News reports on the occasion described the massive orange and yellow striped tent on the White House south lawn as“bigger than the mansion itself.”There were“floral centerpieces” and “gilded chandeliers.” After years of eating with basic prison camp utensils, former pilot John McGrath ate from White House china. “I got to sit with Jimmy Stewart,” he recalled. Having gone years without female companionship, one of the standout memories for the POWs was the singing,dancing bombshell Joey Heatherton. Six-year POW Harry Johnson from Iowa felt a kinship with one of the biggest stars, a fellow Iowan. “I walked into the Green Room and there stood John Wayne,” said Johnson. “We shook hands and he said,‘You can ride off into the sunset with me anytime.’” The entertainment for the evening was a flashback to the variety shows that Bob Hope took to South Vietnam during the war. So it was appropriate that Hope was the emcee at the White House gala too. The lineup of stars represented the classics in film, music and comedy: Sammy Davis Jr., Martha Raye, Phyllis Diller, Roy Acuff and Les Brown and His Band of Renown.

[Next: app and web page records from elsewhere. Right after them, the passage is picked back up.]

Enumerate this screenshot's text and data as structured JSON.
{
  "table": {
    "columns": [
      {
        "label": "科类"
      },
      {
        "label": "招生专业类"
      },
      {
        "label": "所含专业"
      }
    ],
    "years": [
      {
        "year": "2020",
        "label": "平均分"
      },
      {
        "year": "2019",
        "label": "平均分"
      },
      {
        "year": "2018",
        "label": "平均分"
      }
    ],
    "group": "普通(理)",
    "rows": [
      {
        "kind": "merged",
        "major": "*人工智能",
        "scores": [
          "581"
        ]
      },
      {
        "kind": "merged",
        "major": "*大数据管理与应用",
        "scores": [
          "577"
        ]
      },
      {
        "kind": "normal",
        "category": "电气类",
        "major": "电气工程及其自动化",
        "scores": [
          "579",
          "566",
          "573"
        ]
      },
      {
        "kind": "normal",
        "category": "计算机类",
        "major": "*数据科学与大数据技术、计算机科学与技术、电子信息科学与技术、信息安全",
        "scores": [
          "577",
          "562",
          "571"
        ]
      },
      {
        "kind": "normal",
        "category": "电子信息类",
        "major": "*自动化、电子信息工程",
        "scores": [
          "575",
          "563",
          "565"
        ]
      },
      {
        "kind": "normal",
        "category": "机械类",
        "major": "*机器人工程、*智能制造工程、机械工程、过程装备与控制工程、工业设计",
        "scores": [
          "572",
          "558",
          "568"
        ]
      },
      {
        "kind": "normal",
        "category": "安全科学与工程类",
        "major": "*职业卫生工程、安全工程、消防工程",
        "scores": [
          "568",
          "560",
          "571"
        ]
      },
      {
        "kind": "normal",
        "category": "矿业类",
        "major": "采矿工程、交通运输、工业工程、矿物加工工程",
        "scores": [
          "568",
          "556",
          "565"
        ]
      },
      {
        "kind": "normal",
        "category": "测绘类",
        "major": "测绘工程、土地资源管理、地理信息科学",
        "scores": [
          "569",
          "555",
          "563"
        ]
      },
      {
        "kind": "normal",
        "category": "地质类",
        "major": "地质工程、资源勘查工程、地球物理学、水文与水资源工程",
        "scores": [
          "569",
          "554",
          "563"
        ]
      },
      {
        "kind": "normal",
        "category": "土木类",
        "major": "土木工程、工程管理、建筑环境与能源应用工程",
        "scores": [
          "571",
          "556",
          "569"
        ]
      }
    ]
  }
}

One of the most poignant moments was the singing of the “POW Hymn,” performed by the prisoners themselves. “Wow, it was emotional,” said James Quincy Collins Jr., who was shot down in 1965, and helped form the first of several POW choirs. Collins had written the song during solitary confinement at a North Vietnamese prison dubbed “the Zoo.”For the White House performance, the chorus rehearsed only once before singing for the commander in chief. “This was the first time I’d seen these guys in formal uniforms,” Collins said. “Everyone was happy and smiling. This was a freedom concert. We showed an American public we were not defeated.”

A rare privilege for the POWs was being granted permission to roam through the White House without guides.That’s when Harry Johnson ran into Hope. “I was in the bathroom, outside the Nixon living quarters, and came downstairs, and there was Bob Hope,” said Johnson. “We were so excited, we didn’t take any pictures.”

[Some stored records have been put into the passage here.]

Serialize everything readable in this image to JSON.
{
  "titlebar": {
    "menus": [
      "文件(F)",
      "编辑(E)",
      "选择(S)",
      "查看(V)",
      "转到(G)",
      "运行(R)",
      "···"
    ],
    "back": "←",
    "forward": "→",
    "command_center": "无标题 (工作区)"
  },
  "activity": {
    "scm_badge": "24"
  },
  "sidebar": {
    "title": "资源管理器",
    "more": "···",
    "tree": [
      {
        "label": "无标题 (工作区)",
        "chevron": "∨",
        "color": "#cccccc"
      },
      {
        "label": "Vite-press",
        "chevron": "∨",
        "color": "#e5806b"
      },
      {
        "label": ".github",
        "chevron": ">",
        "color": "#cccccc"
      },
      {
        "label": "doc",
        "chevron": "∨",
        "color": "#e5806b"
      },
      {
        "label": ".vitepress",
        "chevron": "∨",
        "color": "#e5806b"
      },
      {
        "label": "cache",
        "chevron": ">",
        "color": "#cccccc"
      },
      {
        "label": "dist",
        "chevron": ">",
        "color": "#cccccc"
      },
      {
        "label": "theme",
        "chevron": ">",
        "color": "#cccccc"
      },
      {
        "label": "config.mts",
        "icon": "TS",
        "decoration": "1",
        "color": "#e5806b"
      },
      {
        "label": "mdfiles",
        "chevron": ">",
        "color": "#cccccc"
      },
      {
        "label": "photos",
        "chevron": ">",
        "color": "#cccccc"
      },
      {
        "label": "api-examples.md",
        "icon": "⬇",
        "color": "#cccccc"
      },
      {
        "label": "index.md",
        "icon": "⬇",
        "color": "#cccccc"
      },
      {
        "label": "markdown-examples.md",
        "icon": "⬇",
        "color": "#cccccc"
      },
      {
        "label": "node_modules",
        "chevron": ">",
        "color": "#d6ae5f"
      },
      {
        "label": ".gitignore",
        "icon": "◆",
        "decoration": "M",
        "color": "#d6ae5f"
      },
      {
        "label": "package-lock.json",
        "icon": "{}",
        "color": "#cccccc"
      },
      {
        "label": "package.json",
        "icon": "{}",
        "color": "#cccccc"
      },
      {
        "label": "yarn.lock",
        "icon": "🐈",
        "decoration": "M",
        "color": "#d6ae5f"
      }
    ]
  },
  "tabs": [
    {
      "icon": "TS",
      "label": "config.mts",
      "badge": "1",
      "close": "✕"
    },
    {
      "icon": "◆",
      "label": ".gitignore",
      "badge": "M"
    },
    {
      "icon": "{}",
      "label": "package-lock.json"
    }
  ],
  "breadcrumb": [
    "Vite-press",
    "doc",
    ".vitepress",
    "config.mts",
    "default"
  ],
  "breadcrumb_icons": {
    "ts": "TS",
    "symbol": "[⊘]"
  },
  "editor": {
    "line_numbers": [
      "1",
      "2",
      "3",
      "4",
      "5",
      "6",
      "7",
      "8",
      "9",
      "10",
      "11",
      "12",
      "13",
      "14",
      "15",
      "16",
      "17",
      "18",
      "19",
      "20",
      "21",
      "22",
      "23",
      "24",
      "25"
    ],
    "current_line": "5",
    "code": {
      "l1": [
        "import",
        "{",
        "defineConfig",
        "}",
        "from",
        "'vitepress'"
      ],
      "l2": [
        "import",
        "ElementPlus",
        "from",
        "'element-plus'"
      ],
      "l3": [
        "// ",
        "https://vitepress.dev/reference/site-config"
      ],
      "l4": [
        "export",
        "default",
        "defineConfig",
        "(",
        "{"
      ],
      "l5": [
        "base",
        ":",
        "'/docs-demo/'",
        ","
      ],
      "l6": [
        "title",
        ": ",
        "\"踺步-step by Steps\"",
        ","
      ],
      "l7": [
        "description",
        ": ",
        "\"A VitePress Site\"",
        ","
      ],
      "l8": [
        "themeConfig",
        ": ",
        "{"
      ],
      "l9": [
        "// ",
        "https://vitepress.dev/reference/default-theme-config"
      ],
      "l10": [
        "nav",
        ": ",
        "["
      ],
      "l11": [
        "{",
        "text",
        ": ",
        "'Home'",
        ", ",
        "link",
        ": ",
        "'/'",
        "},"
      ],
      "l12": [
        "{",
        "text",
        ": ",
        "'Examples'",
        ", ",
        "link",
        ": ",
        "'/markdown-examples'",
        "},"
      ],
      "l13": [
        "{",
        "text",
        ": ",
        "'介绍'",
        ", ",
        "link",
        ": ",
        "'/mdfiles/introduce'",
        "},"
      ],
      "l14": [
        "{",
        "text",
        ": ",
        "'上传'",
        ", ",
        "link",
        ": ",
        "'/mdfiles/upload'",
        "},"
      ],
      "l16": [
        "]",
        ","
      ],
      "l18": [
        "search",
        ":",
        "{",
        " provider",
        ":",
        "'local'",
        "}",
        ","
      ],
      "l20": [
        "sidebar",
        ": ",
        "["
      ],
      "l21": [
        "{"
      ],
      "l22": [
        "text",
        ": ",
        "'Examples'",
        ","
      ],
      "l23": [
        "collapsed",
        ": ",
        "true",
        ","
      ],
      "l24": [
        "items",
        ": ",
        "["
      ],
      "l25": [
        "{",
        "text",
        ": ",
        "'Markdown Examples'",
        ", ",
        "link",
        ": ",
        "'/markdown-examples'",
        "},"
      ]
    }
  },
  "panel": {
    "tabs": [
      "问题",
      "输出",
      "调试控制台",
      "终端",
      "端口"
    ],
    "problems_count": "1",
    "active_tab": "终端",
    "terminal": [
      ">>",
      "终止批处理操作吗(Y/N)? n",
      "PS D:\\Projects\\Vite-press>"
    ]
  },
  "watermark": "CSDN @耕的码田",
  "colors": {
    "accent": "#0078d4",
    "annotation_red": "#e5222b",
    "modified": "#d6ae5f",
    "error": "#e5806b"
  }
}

The party continued as couples danced to the military bands playing in the East Room. As the evening wore on, the president excused himself. According to McGrath, Nixon announced: “I’ve got to get some sleep. Stay here as long as you want to, until the last person leaves.” The president’s long day had started at the State Department. As First Lady Pat Nixon hosted a tea party in the drawing room for the POW wives, the president delivered a long speech to the POWs on foreign policy and defense. He told the newly freed prisoners: “I have spoken to many distinguished audiences. I can say to you today that this is the most distinguished group I have ever addressed, and I have never been prouder than I am at this moment to address this group.”

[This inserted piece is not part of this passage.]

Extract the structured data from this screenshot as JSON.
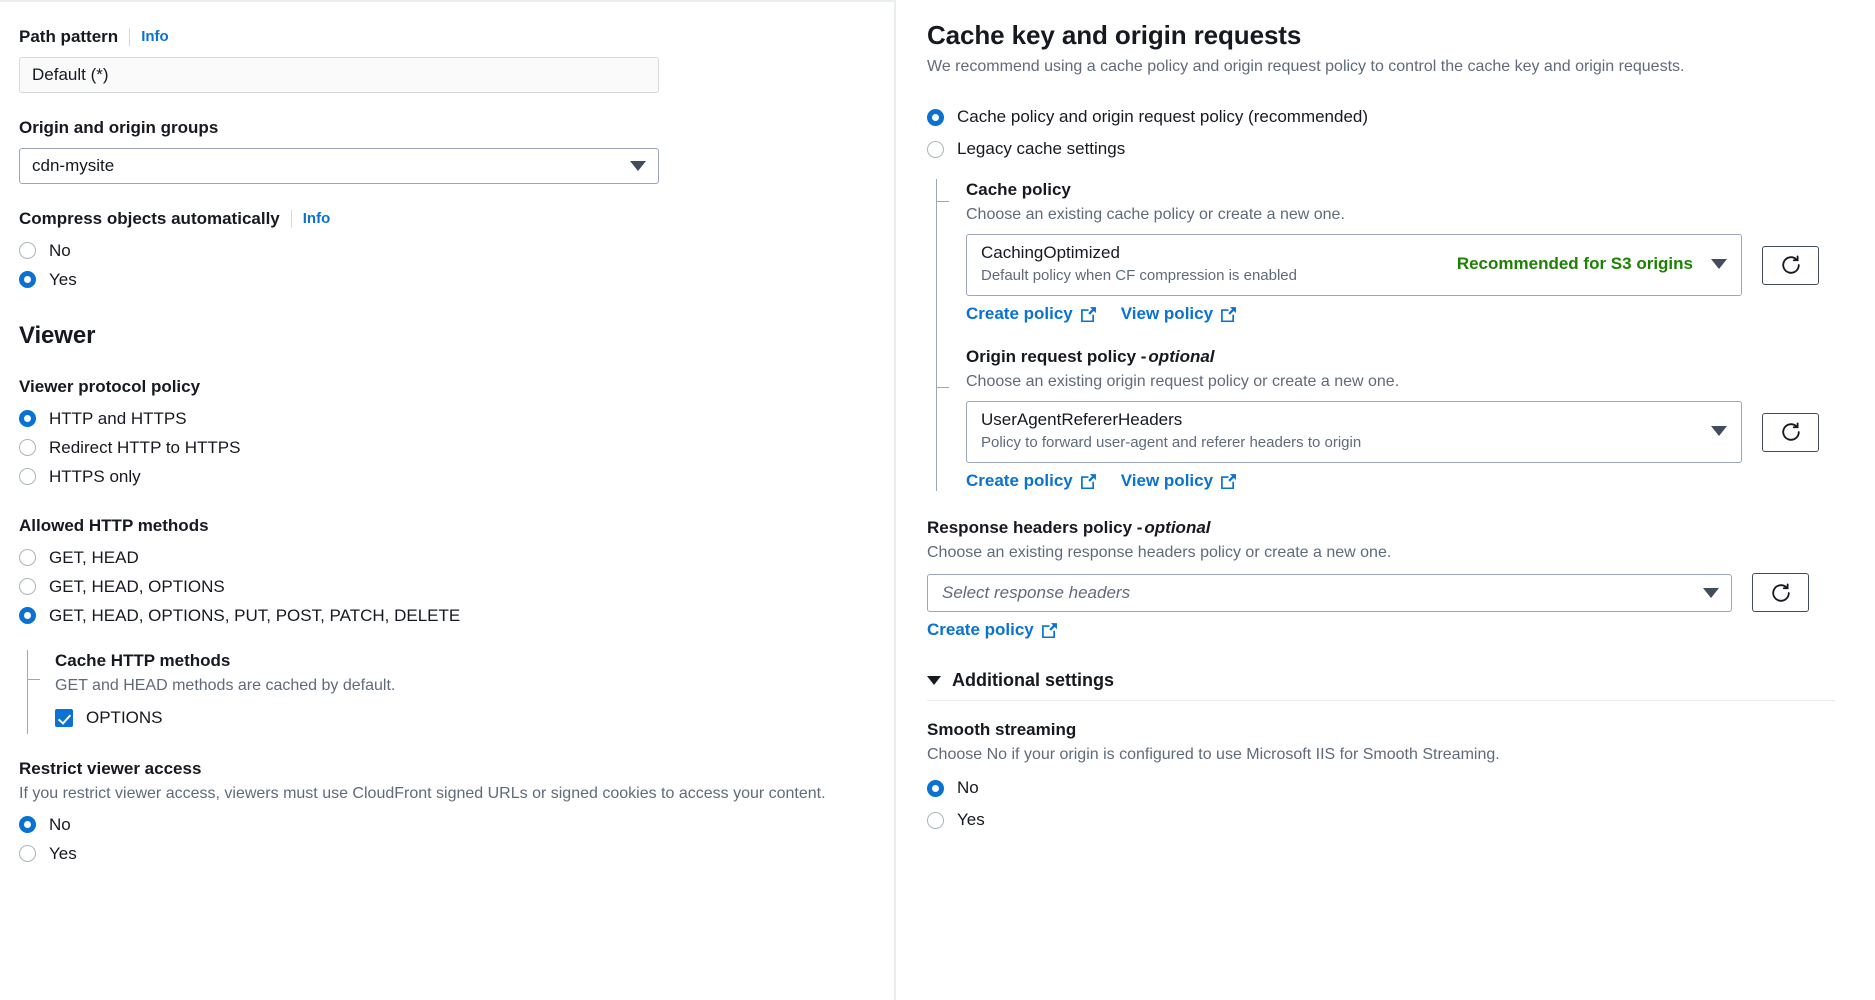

The party was an elite event that may never be duplicated. But some of the surviving POWs, of the more than 500 listed by the NAM-POWs group, will give it a shot this spring on the 40th anniversary of the 1973 Nixon White House gala. Precisely on May 24, 2013, several hundred POWs will catch up during another exclusive reunion, this time at the Nixon Presidential Library and Museum, in Yorba Linda, Calif.

 

Originally published in the June 2013 issue of Vietnam. To subscribe, click here.